Following positions at other universities, Schilbrack came to App State, where he served as chair of the department of Philosophy and Religion from 2014 until 2022 before returning to teaching.
About App, Schilbrack said, "I am one of those people who loves the mountains and so I am thrilled that I get to live and work in Boone. Also, I have taught at four universities and the students at Appalachian have been the strongest I have ever worked with."
Schilbrack earned his Ph.D. at the University of Chicago Divinity School, a graduate program famous for its focus on the comparative study of religions. His first book, Philosophy and the Study of Religions: A Manifesto, argues for a transformation of the discipline of philosophy of religion from its traditional, narrow focus on theism to a fully global form of critical reflection on religions in all their variety and dimensions. That book has been taught at universities all over the US and Europe. Currently, Schilbrack is working on the question of how people learn and think not only with their brains but also with the rest of their bodies, an idea that may be revolutionary for both philosophy and religious studies.
When asked how he became interested in the philosophical study of religions, Schilbrack replied, "I have always been one of those nerdy kids who loves to read and ask big questions about the meaning of life. I was so happy to find philosophy and religious studies as academic fields that welcome these questions. For example, today I think that knowledge about Buddhism and Yoruba religion and Judaism and all the different religions in human history can help us understand our neighbors and help us do a better job as global citizens. Ultimately, all of my classes and my scholarship aim at that overarching goal."
Schilbrack’s research has led to invitations to speak all over the United States and Europe. This year, in addition to speaking in Colorado, South Carolina and Texas, he is presenting his work in Denmark, Sweden, Norway, Germany and Japan.
Schilbrack teaches a variety of comparative religion courses in the App State Department of Philosophy and Religion including, this semester, "Religion and Imaginary Worlds" and "Theories of Religion." He will offer “Religion, Gender and the Body” next spring, and he is now engaged in developing a new course in religious and philosophical teachings about what makes life worth living.

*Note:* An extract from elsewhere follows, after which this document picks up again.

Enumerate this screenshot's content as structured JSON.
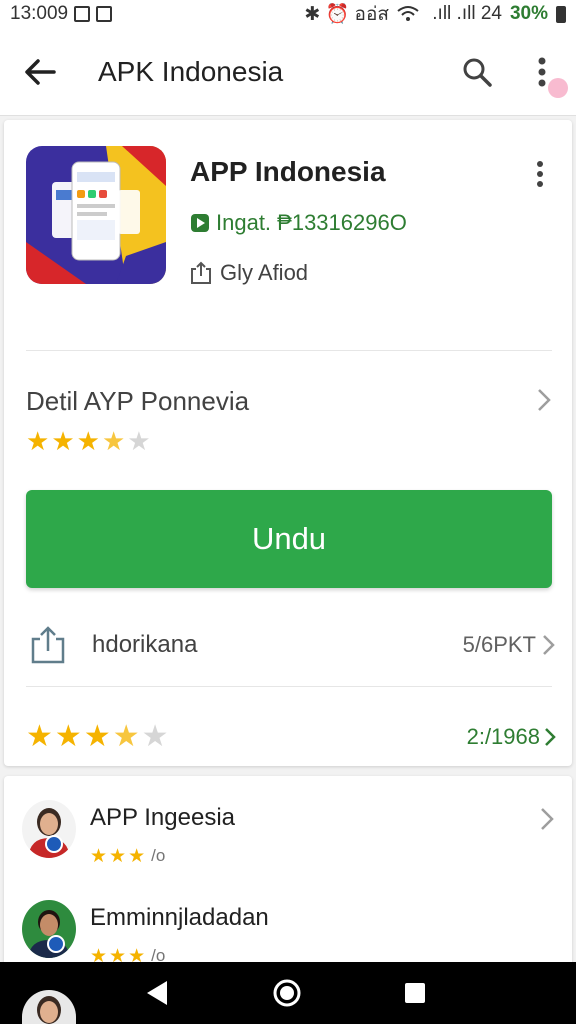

"I think that many students (and many of their parents) think that the point of going to university is to get a piece of paper that will help them get a job later. For this reason, they might avoid taking classes that they would love, classes about history and literature and philosophy and religion, because they think that they should focus on classes that are job-related," said Schilbrack. "But when you go to a jobs fair, you see that most employers want applicants to have a bachelor’s degree, but they don't care what major a student had. I therefore think it is a shame if students avoided taking classes that would have helped them ask and answer the questions that they cared about most," he added.
About the Department of Philosophy and Religion
The Department of Philosophy and Religion invites students to explore the world, examine beliefs, understand a diversity of worldviews, and challenge the ideas and values that instruct our lives. The department offers a Bachelor of Arts in philosophy and a Bachelor of Arts in religious studies, as well as a minor in both of these areas. Learn more at https://philrel.appstate.edu.